"Taylor and Michael want to get married and have children and that makes me feel very worried, apprehensive and concerned," Taylor's mother Catherine Musk said.
Both of their families say they raised their children to believe in their dreams and live independently but now fear they may have set them up to fail with unrealistic expectations.
"I don't see parenthood being something that they're going to achieve or really they probably should achieve," Michael's father Simon Cox said.
"It would be very difficult being a child whose parents both had Down Syndrome and couldn't have a job and couldn't drive a car and couldn't understand maths homework."
Michael's mother Nikki Cox said the situation was a double-edged sword. "For all his life we've imposed no limits but then it reaches a point where there are some things that he desperately wants to do and believes that he can do that are probably not going to happen," she said.
The young couple have agreed with their parents to delay their wedding but remain determined to have children together.

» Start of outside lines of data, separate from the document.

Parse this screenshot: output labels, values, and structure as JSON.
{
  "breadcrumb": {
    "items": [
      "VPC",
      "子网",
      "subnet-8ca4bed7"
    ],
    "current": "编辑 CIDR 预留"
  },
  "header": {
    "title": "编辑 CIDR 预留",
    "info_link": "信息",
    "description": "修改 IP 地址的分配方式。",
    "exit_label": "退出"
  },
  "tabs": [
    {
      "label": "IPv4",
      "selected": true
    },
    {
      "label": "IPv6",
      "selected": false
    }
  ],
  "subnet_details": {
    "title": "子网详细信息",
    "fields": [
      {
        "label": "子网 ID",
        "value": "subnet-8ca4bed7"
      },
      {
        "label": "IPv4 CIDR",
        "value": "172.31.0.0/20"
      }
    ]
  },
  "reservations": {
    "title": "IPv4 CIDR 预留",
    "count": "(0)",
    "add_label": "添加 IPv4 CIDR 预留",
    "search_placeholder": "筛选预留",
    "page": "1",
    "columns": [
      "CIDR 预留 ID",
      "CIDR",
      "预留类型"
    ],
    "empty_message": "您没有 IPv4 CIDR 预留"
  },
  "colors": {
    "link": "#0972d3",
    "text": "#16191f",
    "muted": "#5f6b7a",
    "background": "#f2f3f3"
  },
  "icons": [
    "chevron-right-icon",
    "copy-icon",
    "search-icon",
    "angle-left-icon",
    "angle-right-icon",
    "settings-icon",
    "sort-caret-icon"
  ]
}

"I know that their heart's in the right place but being overprotective is strictly not on with your child, even if they have Down Syndrome," Michael said.
Taylor said: "When my mum keeps talking about the rules and me and Michael's relationship, it does treat me like a child a little bit. I didn't understand love when I was little, but I do now, because I am (an) adult."
The chance of two people with Down Syndrome falling pregnant is rare and if a couple were to fall pregnant there is a 50 percent chance of the child having Down Syndrome.
Queensland disability advocate Michelle O'Flynn said the decision to become parents should rest with the couple.